“Well, I see we are going to the same convention.”
I turned to see an orthodox Jewish man in the seat next to me wearing a yarmulka and a prayer shawl under his coat. In my lap was a quilting magazine which had obviously captured his attention. We were both on a plane bound for Portland, Oregon and the International Quilt Market, a wholesale trade show.
It was one of my first forays outside the circle of church conferences that although while spanned the world seemed all too closed off from real people. Years ago I had realized one day that as a pastor’s wife, the only non-Christian I saw each month was the hairdresser or perhaps the checker at the grocery store. My life was imprisoned in a circle of people who for the most part seemed afraid of “THEM” out there.
But now, twenty some odd years later, at the age of fifty-three, I had lost a measure of concern about what people thought and had decided to follow a rising flow of interest in a new hobby and help my friend, Alice, with her booth at the quilt market. This “mistake” landed me next to a man who was curious about things in my life. For the next three hours we talked about loving God, finding common ground in the God of Abraham, Isaac and Jacob and the characters we both loved so well from the scriptures.
I cleverly disguised myself as a normal person, and purposely didn’t tell him I was a minister. This led to a delightful conversation that rose above religious walls. He was deeply sincere and zealous for the Law, so I gave him my banana so he could keep kosher on the flight and still have something to eat.
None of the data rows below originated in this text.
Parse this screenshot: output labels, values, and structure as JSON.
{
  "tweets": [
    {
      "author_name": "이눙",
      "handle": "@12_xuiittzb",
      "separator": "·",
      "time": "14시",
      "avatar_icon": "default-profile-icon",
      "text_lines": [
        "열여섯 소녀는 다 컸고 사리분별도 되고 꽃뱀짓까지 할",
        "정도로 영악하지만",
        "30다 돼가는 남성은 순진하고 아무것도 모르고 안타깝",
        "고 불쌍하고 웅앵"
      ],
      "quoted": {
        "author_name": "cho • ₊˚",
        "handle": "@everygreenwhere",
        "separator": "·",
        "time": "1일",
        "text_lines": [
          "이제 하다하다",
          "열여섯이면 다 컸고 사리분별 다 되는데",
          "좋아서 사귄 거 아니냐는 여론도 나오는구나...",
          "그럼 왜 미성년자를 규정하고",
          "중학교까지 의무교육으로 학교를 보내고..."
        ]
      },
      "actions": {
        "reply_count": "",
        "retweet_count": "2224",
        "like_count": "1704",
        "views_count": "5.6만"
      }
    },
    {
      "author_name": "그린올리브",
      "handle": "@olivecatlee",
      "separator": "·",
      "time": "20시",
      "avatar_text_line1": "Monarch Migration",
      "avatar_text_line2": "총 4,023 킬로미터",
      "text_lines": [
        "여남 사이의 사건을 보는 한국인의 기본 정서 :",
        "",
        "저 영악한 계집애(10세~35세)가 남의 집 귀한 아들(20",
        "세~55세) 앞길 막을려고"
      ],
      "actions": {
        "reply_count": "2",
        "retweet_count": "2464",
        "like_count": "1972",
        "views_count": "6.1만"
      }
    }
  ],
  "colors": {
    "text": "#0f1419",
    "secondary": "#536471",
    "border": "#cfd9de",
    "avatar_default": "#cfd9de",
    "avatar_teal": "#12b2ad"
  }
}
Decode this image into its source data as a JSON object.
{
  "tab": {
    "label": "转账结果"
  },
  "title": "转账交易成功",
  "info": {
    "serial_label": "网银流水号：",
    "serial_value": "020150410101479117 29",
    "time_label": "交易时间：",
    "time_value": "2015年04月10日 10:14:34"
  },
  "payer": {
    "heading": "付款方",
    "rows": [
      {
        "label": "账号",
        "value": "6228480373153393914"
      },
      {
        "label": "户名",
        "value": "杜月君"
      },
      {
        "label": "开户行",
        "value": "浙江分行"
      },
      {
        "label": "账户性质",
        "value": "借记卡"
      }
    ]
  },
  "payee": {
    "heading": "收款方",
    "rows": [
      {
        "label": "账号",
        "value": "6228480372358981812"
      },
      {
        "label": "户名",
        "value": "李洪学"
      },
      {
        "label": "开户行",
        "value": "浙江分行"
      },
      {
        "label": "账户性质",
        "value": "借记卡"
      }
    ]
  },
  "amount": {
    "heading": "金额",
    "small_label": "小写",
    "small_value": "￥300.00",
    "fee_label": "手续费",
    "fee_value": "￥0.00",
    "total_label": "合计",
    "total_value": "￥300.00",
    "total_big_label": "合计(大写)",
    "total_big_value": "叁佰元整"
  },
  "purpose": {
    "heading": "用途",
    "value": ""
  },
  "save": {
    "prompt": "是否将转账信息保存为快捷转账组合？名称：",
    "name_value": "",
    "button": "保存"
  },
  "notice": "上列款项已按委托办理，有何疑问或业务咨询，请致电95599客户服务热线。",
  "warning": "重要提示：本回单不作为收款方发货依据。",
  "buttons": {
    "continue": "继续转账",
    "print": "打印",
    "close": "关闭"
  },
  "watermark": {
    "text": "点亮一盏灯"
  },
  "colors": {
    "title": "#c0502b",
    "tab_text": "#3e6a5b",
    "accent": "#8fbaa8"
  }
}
Three times he said to me incredulously, "I’ve never met anyone like you before.” Finally, as we landed, he asked, “What do you do?” “I’m a Christian minister.”
“I thought so!” he replied .
While I didn’t “pray the prayer” with him, I somehow knew that God had used me to turn the hands of his spiritual clock a few minutes further toward the moment when he would.
At the quilt market I met my friend, Alice, who seemed severely lacking in encouragement. Danna Kay, my sister, and I helped Alice with her booth, and I found myself speaking authoritatively to passersby about quilting, something I knew next to nothing about. What I did know about was writing books.
Finally, my frustration with Alice’s undiscovered creative genius got to me. I took her by the arm and “dragged” her to the booth of a nationally known craft book publisher. She came away with the promise of a contract and her face beaming. I was having a ball. The gifts of the Holy Spirit were working with normal people.
Three weeks later, Jill Austin came to our church and prophesied that I would have an entrepreneur’s anointing to link people in and outside the church and that it would have something to do with quilting.
Within days I found myself networking people from four nations in and outside the church to sew and to teach sewing to the poor, and I’m having fun. Wherever I’ve shared about my vision to “stitch for the nations” closet sewing and quilting professionals have come to me wanting to help.
I’ve scaled the prison walls now and am in contact with real people, some who even swear and a have need for Jesus, and He’s touching them. I’m seeing the River touch the Dead Sea and the “leaven of the kingdom” beginning to work.
And I’m not the only one. This issue is filled with testimonies and articles by business leaders and others who have found the joy of giving away the blessing in the marketplace. As we approach this holiday season, maybe you will be inspired to give to those around you the greatest gift you have to give, your friendship with the God who is crazy about them.
Originally Published September/October 2003 Editor Melinda Fish